▶ [WHAT YOU HAVE TO DO]
Since the copy must match the original, write out each record word for word, skipping only the pictures.
*** Opening RECORDS SUPPLIED ***
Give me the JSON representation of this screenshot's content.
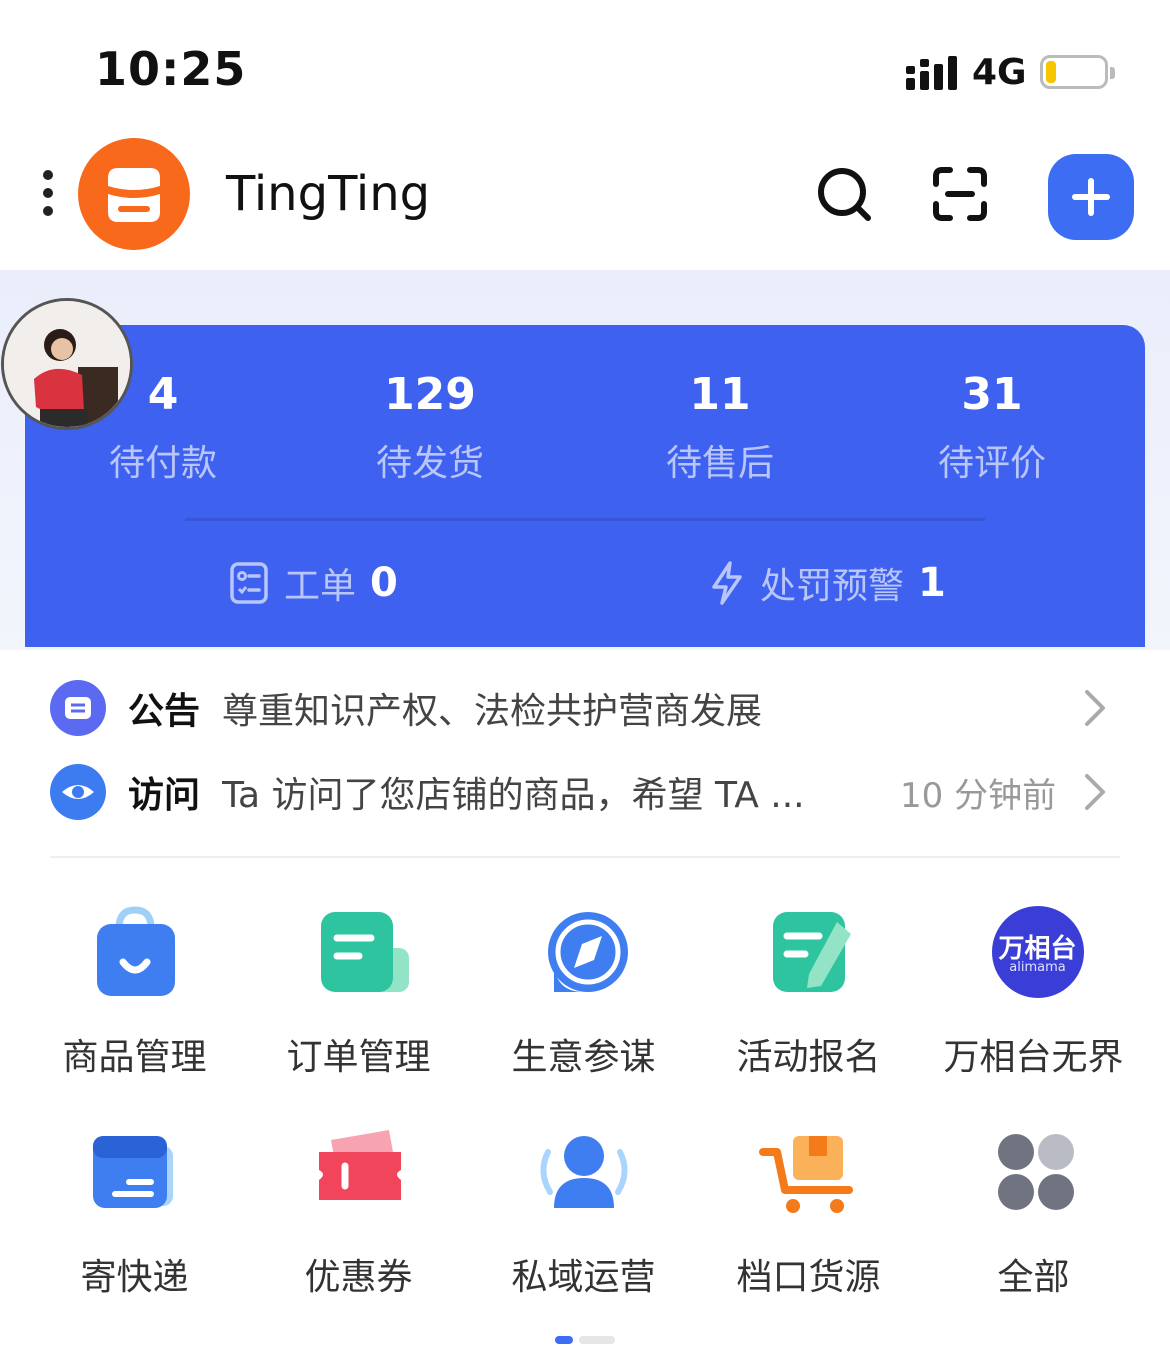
{
  "status_bar": {
    "time": "10:25",
    "network": "4G",
    "battery_level": 0.15
  },
  "header": {
    "store_name": "TingTing"
  },
  "stats": [
    {
      "value": "4",
      "label": "待付款"
    },
    {
      "value": "129",
      "label": "待发货"
    },
    {
      "value": "11",
      "label": "待售后"
    },
    {
      "value": "31",
      "label": "待评价"
    }
  ],
  "sub_stats": [
    {
      "label": "工单",
      "value": "0"
    },
    {
      "label": "处罚预警",
      "value": "1"
    }
  ],
  "notices": [
    {
      "title": "公告",
      "text": "尊重知识产权、法检共护营商发展",
      "time": ""
    },
    {
      "title": "访问",
      "text": "Ta 访问了您店铺的商品，希望 TA ...",
      "time": "10 分钟前"
    }
  ],
  "grid": [
    {
      "label": "商品管理",
      "icon": "shopping-bag-icon"
    },
    {
      "label": "订单管理",
      "icon": "order-icon"
    },
    {
      "label": "生意参谋",
      "icon": "compass-icon"
    },
    {
      "label": "活动报名",
      "icon": "signup-icon"
    },
    {
      "label": "万相台无界",
      "icon": "wanxiangtai-icon",
      "logo_text": "万相台",
      "logo_sub": "alimama"
    },
    {
      "label": "寄快递",
      "icon": "express-icon"
    },
    {
      "label": "优惠券",
      "icon": "coupon-icon"
    },
    {
      "label": "私域运营",
      "icon": "private-domain-icon"
    },
    {
      "label": "档口货源",
      "icon": "cart-icon"
    },
    {
      "label": "全部",
      "icon": "all-apps-icon"
    }
  ],
  "colors": {
    "brand_blue": "#3f61ef",
    "store_orange": "#f8691c",
    "accent_green": "#2ec4a0",
    "coupon_red": "#f0455a"
  }
}
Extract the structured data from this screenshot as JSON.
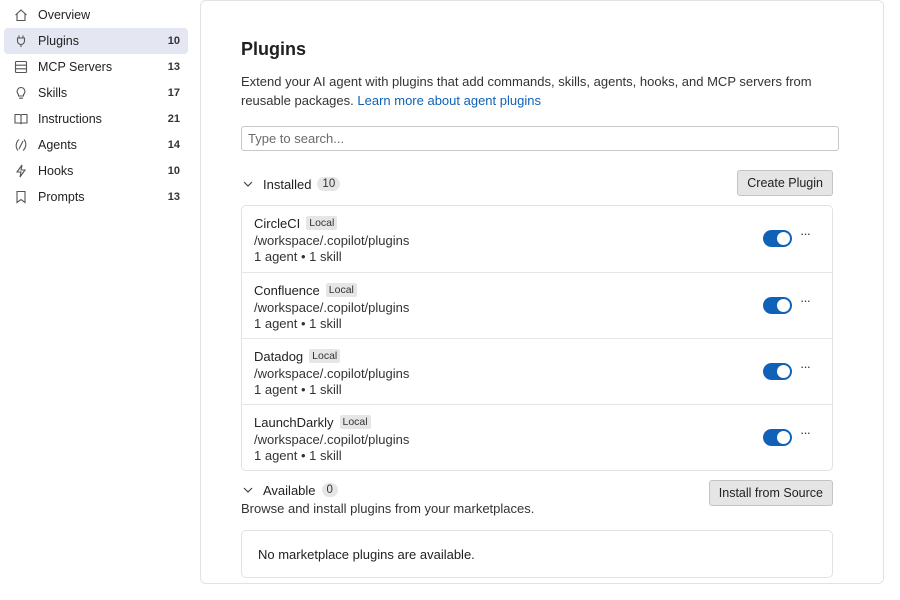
{
  "sidebar": {
    "items": [
      {
        "label": "Overview",
        "count": "",
        "icon": "home-icon"
      },
      {
        "label": "Plugins",
        "count": "10",
        "icon": "plug-icon"
      },
      {
        "label": "MCP Servers",
        "count": "13",
        "icon": "server-icon"
      },
      {
        "label": "Skills",
        "count": "17",
        "icon": "lightbulb-icon"
      },
      {
        "label": "Instructions",
        "count": "21",
        "icon": "book-icon"
      },
      {
        "label": "Agents",
        "count": "14",
        "icon": "agent-icon"
      },
      {
        "label": "Hooks",
        "count": "10",
        "icon": "bolt-icon"
      },
      {
        "label": "Prompts",
        "count": "13",
        "icon": "bookmark-icon"
      }
    ],
    "active": "Plugins"
  },
  "main": {
    "title": "Plugins",
    "description": "Extend your AI agent with plugins that add commands, skills, agents, hooks, and MCP servers from reusable packages.",
    "learn_more": "Learn more about agent plugins",
    "search_placeholder": "Type to search...",
    "installed": {
      "label": "Installed",
      "count": "10",
      "button": "Create Plugin",
      "items": [
        {
          "name": "CircleCI",
          "tag": "Local",
          "path": "/workspace/.copilot/plugins",
          "meta": "1 agent • 1 skill",
          "enabled": true
        },
        {
          "name": "Confluence",
          "tag": "Local",
          "path": "/workspace/.copilot/plugins",
          "meta": "1 agent • 1 skill",
          "enabled": true
        },
        {
          "name": "Datadog",
          "tag": "Local",
          "path": "/workspace/.copilot/plugins",
          "meta": "1 agent • 1 skill",
          "enabled": true
        },
        {
          "name": "LaunchDarkly",
          "tag": "Local",
          "path": "/workspace/.copilot/plugins",
          "meta": "1 agent • 1 skill",
          "enabled": true
        }
      ]
    },
    "available": {
      "label": "Available",
      "count": "0",
      "button": "Install from Source",
      "subtitle": "Browse and install plugins from your marketplaces.",
      "empty": "No marketplace plugins are available."
    }
  },
  "colors": {
    "accent": "#0f62b7",
    "active_nav_bg": "#e4e6f1"
  }
}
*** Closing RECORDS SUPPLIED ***
▶ [RESULT OF THE TASK]
Give me the JSON representation of this screenshot's content.
{
  "status_bar": {
    "time": "10:25",
    "network": "4G",
    "battery_level": 0.15
  },
  "header": {
    "store_name": "TingTing"
  },
  "stats": [
    {
      "value": "4",
      "label": "待付款"
    },
    {
      "value": "129",
      "label": "待发货"
    },
    {
      "value": "11",
      "label": "待售后"
    },
    {
      "value": "31",
      "label": "待评价"
    }
  ],
  "sub_stats": [
    {
      "label": "工单",
      "value": "0"
    },
    {
      "label": "处罚预警",
      "value": "1"
    }
  ],
  "notices": [
    {
      "title": "公告",
      "text": "尊重知识产权、法检共护营商发展",
      "time": ""
    },
    {
      "title": "访问",
      "text": "Ta 访问了您店铺的商品，希望 TA ...",
      "time": "10 分钟前"
    }
  ],
  "grid": [
    {
      "label": "商品管理",
      "icon": "shopping-bag-icon"
    },
    {
      "label": "订单管理",
      "icon": "order-icon"
    },
    {
      "label": "生意参谋",
      "icon": "compass-icon"
    },
    {
      "label": "活动报名",
      "icon": "signup-icon"
    },
    {
      "label": "万相台无界",
      "icon": "wanxiangtai-icon",
      "logo_text": "万相台",
      "logo_sub": "alimama"
    },
    {
      "label": "寄快递",
      "icon": "express-icon"
    },
    {
      "label": "优惠券",
      "icon": "coupon-icon"
    },
    {
      "label": "私域运营",
      "icon": "private-domain-icon"
    },
    {
      "label": "档口货源",
      "icon": "cart-icon"
    },
    {
      "label": "全部",
      "icon": "all-apps-icon"
    }
  ],
  "colors": {
    "brand_blue": "#3f61ef",
    "store_orange": "#f8691c",
    "accent_green": "#2ec4a0",
    "coupon_red": "#f0455a"
  }
}
Extract the structured data from this screenshot as JSON.
{
  "sidebar": {
    "items": [
      {
        "label": "Overview",
        "count": "",
        "icon": "home-icon"
      },
      {
        "label": "Plugins",
        "count": "10",
        "icon": "plug-icon"
      },
      {
        "label": "MCP Servers",
        "count": "13",
        "icon": "server-icon"
      },
      {
        "label": "Skills",
        "count": "17",
        "icon": "lightbulb-icon"
      },
      {
        "label": "Instructions",
        "count": "21",
        "icon": "book-icon"
      },
      {
        "label": "Agents",
        "count": "14",
        "icon": "agent-icon"
      },
      {
        "label": "Hooks",
        "count": "10",
        "icon": "bolt-icon"
      },
      {
        "label": "Prompts",
        "count": "13",
        "icon": "bookmark-icon"
      }
    ],
    "active": "Plugins"
  },
  "main": {
    "title": "Plugins",
    "description": "Extend your AI agent with plugins that add commands, skills, agents, hooks, and MCP servers from reusable packages.",
    "learn_more": "Learn more about agent plugins",
    "search_placeholder": "Type to search...",
    "installed": {
      "label": "Installed",
      "count": "10",
      "button": "Create Plugin",
      "items": [
        {
          "name": "CircleCI",
          "tag": "Local",
          "path": "/workspace/.copilot/plugins",
          "meta": "1 agent • 1 skill",
          "enabled": true
        },
        {
          "name": "Confluence",
          "tag": "Local",
          "path": "/workspace/.copilot/plugins",
          "meta": "1 agent • 1 skill",
          "enabled": true
        },
        {
          "name": "Datadog",
          "tag": "Local",
          "path": "/workspace/.copilot/plugins",
          "meta": "1 agent • 1 skill",
          "enabled": true
        },
        {
          "name": "LaunchDarkly",
          "tag": "Local",
          "path": "/workspace/.copilot/plugins",
          "meta": "1 agent • 1 skill",
          "enabled": true
        }
      ]
    },
    "available": {
      "label": "Available",
      "count": "0",
      "button": "Install from Source",
      "subtitle": "Browse and install plugins from your marketplaces.",
      "empty": "No marketplace plugins are available."
    }
  },
  "colors": {
    "accent": "#0f62b7",
    "active_nav_bg": "#e4e6f1"
  }
}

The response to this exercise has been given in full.